City council reorganization meeting
Important meeting at Burbank City Hall tomorrow morning. Officially, it is called the reorganization of the city council. To many voters, activists, and concerned citizens it is considered a changing of the guard and the ushering in of a new era in local government. The leader of the old guard, 20-year veteran City Councilman/Mayor, Dave Golonski, will be stepping down and after being voted out in the General Election, earlier this month.
Newly-elected City Councilman, Bob Frutos, will be sworn in along with re-elected members, Dr. David Gordon and Jess Talamantes. A new mayor and vice-mayor will be selected by the council members. Who is picked for those positions will say a lot about this new council. Stay tuned.
The re-organization meeting is in the city council chambers at 10 a.m. tomorrow.

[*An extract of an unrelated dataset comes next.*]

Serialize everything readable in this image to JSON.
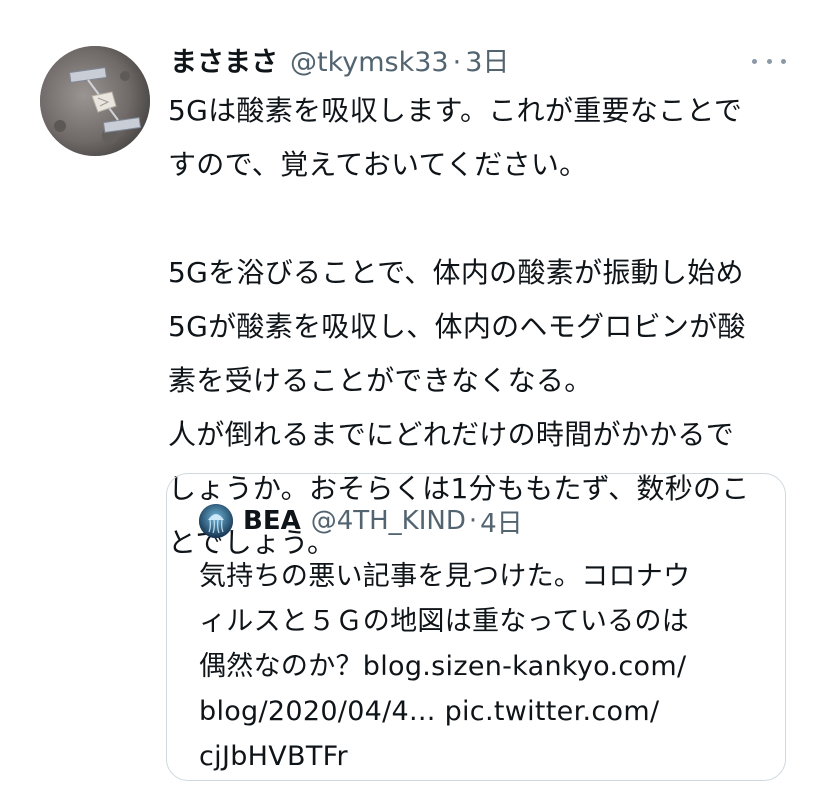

Kudos for the Burbank Traffic Commission
Four concerned citizens and members of the Burbank Traffic Commission took their plea for some action on a critically congested section of Victory Place straight to the city council on April 16, 2013. The commission members, Brian Malone, Kevin Harrop, Linda Barnes and Chairperson, David Carletta were clearly frustrated by apparent efforts by certain city staffers to derail their proposal from reaching the city council.
Rather than give-up, these dedicated commissioners, took their concerns directly to the city council during public comments. For over two years, the commissioners claimed they have been voicing their concerns to staffers like the Traffic Engine Ken Johnson and Public Works Director Bonnie Teaford. Anyone who has driven Victory Place to get to Costco or the Empire Center knows what a traffic bottleneck that is.
This is where Councilman Golonski shines. While some council members easily buy the excuses and scare tactics of the staffs, Golonski is skeptical. The mayor said he was “disappointed” it took so long for the commission’s recommendation to reach the council. Also, he observed: “… when staff doesn’t support something it’s hard for it to get a fair hearing.”
Golonski proposed bringing in an independent consultant to come up with a solution to that traffic nightmare at the Five Points intersection and the nearby underpass on Victory Place. The council voted 4-to-1 to have the staff bring back a cost assessment for an outside traffic consultant. A clear victory for the traffic commissioners.
Fallout from Measure “S” ballot failure
To most voters, Measure “S” on the April 9, 2013 ballot, was just another tax. To add to the measure’s negative vibe, it supports a program run by the Burbank Water and Power, known to jack up residents utility rates while handing out fat raises to top officials ant dropping bundles of money on pet projects.
However, resident Penny Proctor, put a face on the measure when she spoke to the city council at the April 16, meeting about what it is like to struggle to pay those high utility rates if you’re low income. Proctor is one of about 1,900 residents on the Burbank Water and Power Lifeline Program. Measure “S” would have continued the discounts for sewer and refuse rates for those on the Lifeline plan, by a special tax on utility bills for all other users.
On April 22, I got an email response from Burbank City Clerk, Zizette Mullins, saying: “… Mrs. Teaford, Public Works Director spoke with Ms. Proctor last week and clarified the issue with her.’ Well, that’s not quite the case. I’ve spoken with Proctor twice and she told me the issue, “… has not been resolved.” Penny believes the voters did not realize what they were voting against and wants to see the measure “put back on the ballot.”
Meanwhile, the Lifeline benefits for many disabled and low income residents are scheduled to go away in July. Proctor was told the city staff is going to go before the city council in May with some “alternatives.” She plans to keep up her quest until some relief is found for these needy residents. Three cheers for Penny.